▶ [GIVEN INFORMATION]:
=== Section Start ===

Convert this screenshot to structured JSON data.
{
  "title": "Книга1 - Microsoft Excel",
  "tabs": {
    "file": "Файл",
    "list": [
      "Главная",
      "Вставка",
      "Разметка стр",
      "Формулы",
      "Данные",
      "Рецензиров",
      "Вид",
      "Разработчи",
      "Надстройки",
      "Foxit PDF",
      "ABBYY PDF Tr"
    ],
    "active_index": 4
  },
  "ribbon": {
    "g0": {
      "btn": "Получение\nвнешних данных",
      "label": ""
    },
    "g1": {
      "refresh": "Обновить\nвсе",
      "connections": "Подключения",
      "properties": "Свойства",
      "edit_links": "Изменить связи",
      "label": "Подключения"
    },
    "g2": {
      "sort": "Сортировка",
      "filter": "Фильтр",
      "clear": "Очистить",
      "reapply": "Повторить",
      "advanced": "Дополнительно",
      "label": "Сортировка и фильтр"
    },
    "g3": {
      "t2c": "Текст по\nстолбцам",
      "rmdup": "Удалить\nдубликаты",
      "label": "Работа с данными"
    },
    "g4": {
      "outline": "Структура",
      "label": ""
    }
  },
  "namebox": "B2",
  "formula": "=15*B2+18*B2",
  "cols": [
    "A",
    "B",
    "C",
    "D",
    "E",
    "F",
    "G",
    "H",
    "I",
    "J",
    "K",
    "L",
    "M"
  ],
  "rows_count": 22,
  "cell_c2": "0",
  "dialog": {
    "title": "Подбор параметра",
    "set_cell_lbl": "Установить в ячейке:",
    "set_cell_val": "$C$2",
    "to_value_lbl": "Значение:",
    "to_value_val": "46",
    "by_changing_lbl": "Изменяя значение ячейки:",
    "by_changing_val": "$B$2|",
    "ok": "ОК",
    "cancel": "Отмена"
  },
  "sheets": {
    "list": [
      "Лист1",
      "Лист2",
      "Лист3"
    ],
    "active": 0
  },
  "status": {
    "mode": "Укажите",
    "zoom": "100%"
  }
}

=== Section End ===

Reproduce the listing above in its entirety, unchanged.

Convert this screenshot to structured JSON data.
{
  "title": "Книга1 - Microsoft Excel",
  "tabs": {
    "file": "Файл",
    "list": [
      "Главная",
      "Вставка",
      "Разметка стр",
      "Формулы",
      "Данные",
      "Рецензиров",
      "Вид",
      "Разработчи",
      "Надстройки",
      "Foxit PDF",
      "ABBYY PDF Tr"
    ],
    "active_index": 4
  },
  "ribbon": {
    "g0": {
      "btn": "Получение\nвнешних данных",
      "label": ""
    },
    "g1": {
      "refresh": "Обновить\nвсе",
      "connections": "Подключения",
      "properties": "Свойства",
      "edit_links": "Изменить связи",
      "label": "Подключения"
    },
    "g2": {
      "sort": "Сортировка",
      "filter": "Фильтр",
      "clear": "Очистить",
      "reapply": "Повторить",
      "advanced": "Дополнительно",
      "label": "Сортировка и фильтр"
    },
    "g3": {
      "t2c": "Текст по\nстолбцам",
      "rmdup": "Удалить\nдубликаты",
      "label": "Работа с данными"
    },
    "g4": {
      "outline": "Структура",
      "label": ""
    }
  },
  "namebox": "B2",
  "formula": "=15*B2+18*B2",
  "cols": [
    "A",
    "B",
    "C",
    "D",
    "E",
    "F",
    "G",
    "H",
    "I",
    "J",
    "K",
    "L",
    "M"
  ],
  "rows_count": 22,
  "cell_c2": "0",
  "dialog": {
    "title": "Подбор параметра",
    "set_cell_lbl": "Установить в ячейке:",
    "set_cell_val": "$C$2",
    "to_value_lbl": "Значение:",
    "to_value_val": "46",
    "by_changing_lbl": "Изменяя значение ячейки:",
    "by_changing_val": "$B$2|",
    "ok": "ОК",
    "cancel": "Отмена"
  },
  "sheets": {
    "list": [
      "Лист1",
      "Лист2",
      "Лист3"
    ],
    "active": 0
  },
  "status": {
    "mode": "Укажите",
    "zoom": "100%"
  }
}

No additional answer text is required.